To evaluate whether patient vaccine hesitancy affected the hospital care team (HCT) perceptions.


We performed a prospective clinical study using structured questionnaires. We approached physicians and nurses with previous experience caring for COVID-19 patients from 11 medical centers across Israel during the fourth COVID-19 surge (September and October 2021). The participants completed a questionnaire with the following parts: (1) Sociodemographic characteristics; (2) Assessment of anger (STAXI instrument) and chronic workplace stress (Shirom-Melamed burnout measure); and (3) Three tools to assess the effect of patient vaccine hesitancy on the HCT perceptions (the difficult doctor-patient relation questionnaire, the medical staff perception of patient’s responsibility questionnaire and the characterological derogation questionnaire). Results were evaluated according to each part of the questionnaire and the questionnaire as a whole. Associations between HCT perceptions and their baseline characteristics, anger or chronic workplace stress were assessed.

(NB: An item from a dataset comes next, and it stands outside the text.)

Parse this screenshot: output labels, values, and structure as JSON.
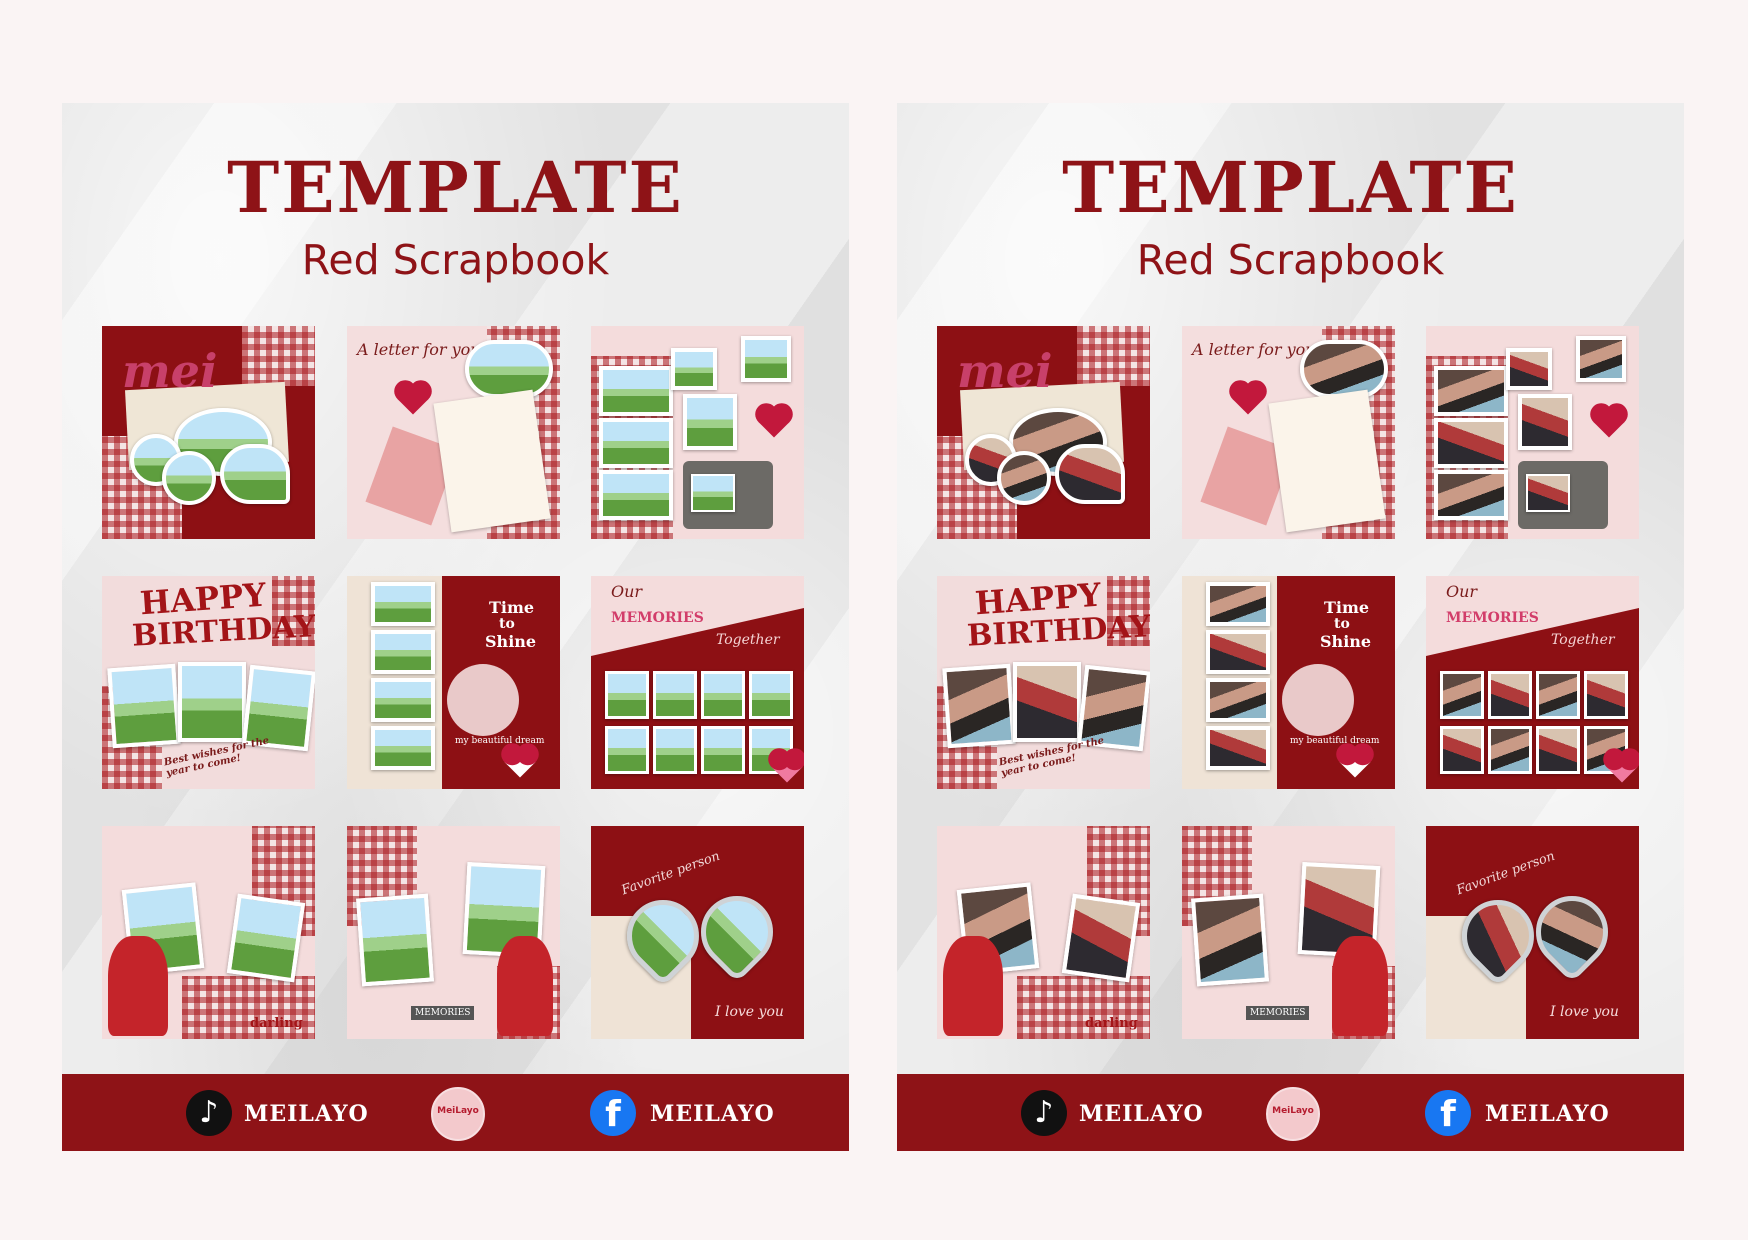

The HCT experienced their relationship with unvaccinated patients as more difficult (P < 0.001, Cohen’s d = 0.85), perceived unvaccinated patients as responsible for their medical condition (P < 0.001, d = 1.39) and perceived vaccinated patients as having a higher character value (P < 0.001, d = 1.03). Unvaccinated patients were considered selfish (P < 0.001), less mature (P < 0.001) and less satisfying to care for (P < 0.001). The relationship with unvaccinated patients was more difficult among HCT with higher burnout (r = 0.37, n = 66, P = 0.002). No correlations with baseline characteristics were found. All three study tools showed high internal consistency (α between 0.72 and 0.845).

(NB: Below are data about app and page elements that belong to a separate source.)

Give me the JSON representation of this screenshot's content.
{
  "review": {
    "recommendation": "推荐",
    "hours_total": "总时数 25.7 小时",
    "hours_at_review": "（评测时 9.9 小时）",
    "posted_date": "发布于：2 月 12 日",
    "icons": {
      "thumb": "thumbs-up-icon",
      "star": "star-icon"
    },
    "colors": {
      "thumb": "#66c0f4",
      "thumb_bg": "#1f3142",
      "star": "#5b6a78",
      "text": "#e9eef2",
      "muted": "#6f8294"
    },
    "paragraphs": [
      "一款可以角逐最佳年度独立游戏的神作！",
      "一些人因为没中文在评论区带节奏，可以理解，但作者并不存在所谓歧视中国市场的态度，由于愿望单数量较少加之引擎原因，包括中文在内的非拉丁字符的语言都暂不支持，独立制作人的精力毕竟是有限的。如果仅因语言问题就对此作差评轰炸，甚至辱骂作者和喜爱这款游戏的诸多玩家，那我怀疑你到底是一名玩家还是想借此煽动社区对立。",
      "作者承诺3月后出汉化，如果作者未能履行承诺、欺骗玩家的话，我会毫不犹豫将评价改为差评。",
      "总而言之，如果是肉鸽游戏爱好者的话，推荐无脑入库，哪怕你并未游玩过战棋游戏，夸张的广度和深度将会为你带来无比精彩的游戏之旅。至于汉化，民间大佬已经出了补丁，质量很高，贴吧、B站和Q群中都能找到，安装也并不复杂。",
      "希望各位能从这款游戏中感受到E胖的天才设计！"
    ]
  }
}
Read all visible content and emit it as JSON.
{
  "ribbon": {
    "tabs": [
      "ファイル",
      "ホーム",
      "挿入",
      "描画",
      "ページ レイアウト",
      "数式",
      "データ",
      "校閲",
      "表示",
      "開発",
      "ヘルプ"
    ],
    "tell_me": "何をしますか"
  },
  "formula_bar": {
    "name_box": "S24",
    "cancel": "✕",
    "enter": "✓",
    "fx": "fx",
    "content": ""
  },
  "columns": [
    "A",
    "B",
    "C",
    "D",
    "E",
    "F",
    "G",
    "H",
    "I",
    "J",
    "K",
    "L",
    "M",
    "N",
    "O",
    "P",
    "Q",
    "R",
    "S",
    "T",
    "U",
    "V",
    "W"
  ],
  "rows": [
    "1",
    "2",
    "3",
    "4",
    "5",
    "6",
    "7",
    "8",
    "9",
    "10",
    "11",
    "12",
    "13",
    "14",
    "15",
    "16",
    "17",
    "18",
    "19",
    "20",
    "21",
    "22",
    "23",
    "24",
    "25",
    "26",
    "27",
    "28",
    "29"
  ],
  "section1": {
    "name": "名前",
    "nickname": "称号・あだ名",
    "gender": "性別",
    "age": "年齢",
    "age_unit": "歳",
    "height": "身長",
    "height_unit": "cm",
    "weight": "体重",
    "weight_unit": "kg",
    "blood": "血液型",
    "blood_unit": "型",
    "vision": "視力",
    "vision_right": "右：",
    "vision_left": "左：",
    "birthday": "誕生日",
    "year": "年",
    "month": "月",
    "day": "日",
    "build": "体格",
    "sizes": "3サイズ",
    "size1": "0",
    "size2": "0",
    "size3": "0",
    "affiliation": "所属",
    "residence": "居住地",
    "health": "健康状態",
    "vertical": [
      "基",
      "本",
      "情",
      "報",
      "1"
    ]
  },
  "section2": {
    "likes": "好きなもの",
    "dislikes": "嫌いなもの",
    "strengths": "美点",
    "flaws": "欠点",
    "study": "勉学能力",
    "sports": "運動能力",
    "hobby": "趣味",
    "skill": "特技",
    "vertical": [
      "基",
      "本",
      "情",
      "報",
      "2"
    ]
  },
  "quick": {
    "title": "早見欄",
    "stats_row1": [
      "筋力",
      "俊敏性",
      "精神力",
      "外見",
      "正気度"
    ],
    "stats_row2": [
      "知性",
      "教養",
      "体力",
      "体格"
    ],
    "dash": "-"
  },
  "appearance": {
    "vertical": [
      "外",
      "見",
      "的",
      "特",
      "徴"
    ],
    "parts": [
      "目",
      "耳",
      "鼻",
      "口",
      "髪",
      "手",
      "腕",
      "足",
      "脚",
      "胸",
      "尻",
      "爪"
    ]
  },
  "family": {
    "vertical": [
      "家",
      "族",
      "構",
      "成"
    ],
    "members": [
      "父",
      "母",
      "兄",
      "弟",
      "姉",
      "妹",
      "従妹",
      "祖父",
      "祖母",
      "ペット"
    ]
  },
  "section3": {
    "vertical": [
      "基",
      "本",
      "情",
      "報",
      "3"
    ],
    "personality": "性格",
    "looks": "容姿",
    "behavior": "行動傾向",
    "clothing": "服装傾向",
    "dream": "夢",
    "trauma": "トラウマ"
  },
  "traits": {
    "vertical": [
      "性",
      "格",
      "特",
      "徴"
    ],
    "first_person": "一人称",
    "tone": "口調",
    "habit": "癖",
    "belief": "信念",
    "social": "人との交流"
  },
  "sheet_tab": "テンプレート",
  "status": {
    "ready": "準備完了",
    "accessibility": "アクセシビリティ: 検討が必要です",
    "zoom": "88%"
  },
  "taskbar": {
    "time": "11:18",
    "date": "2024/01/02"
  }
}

Our results should raise awareness of the possible effects of vaccine hesitancy on HCT perceptions regarding unvaccinated patients. In order to minimize the potential negative impact on patient care, designated departments should promote specific patient-centered preparations. Further investigations should assess whether vaccine hesitancy directly affects patient quality of care.

Keywords: COVID-19, Vaccination, Hesitancy, Patient care, Doctor-patient relationship, Attitudes

Core Tip: Coronavirus disease 2019 (COVID-19) vaccine hesitancy is common around the world. We considered that patient vaccine hesitancy could affect the hospital care team perceptions. To test that possibility, we implemented a questionnaire during the Delta variant surge among physicians and nurses with prior experience in caring for COVID-19 patients. We found that patient vaccine hesitancy negatively affected how the medical care team perceived these patients and their care. Vaccine hesitancy can negatively affect the physician-patient relationship and raising awareness of this important issue is crucial for proper interventions.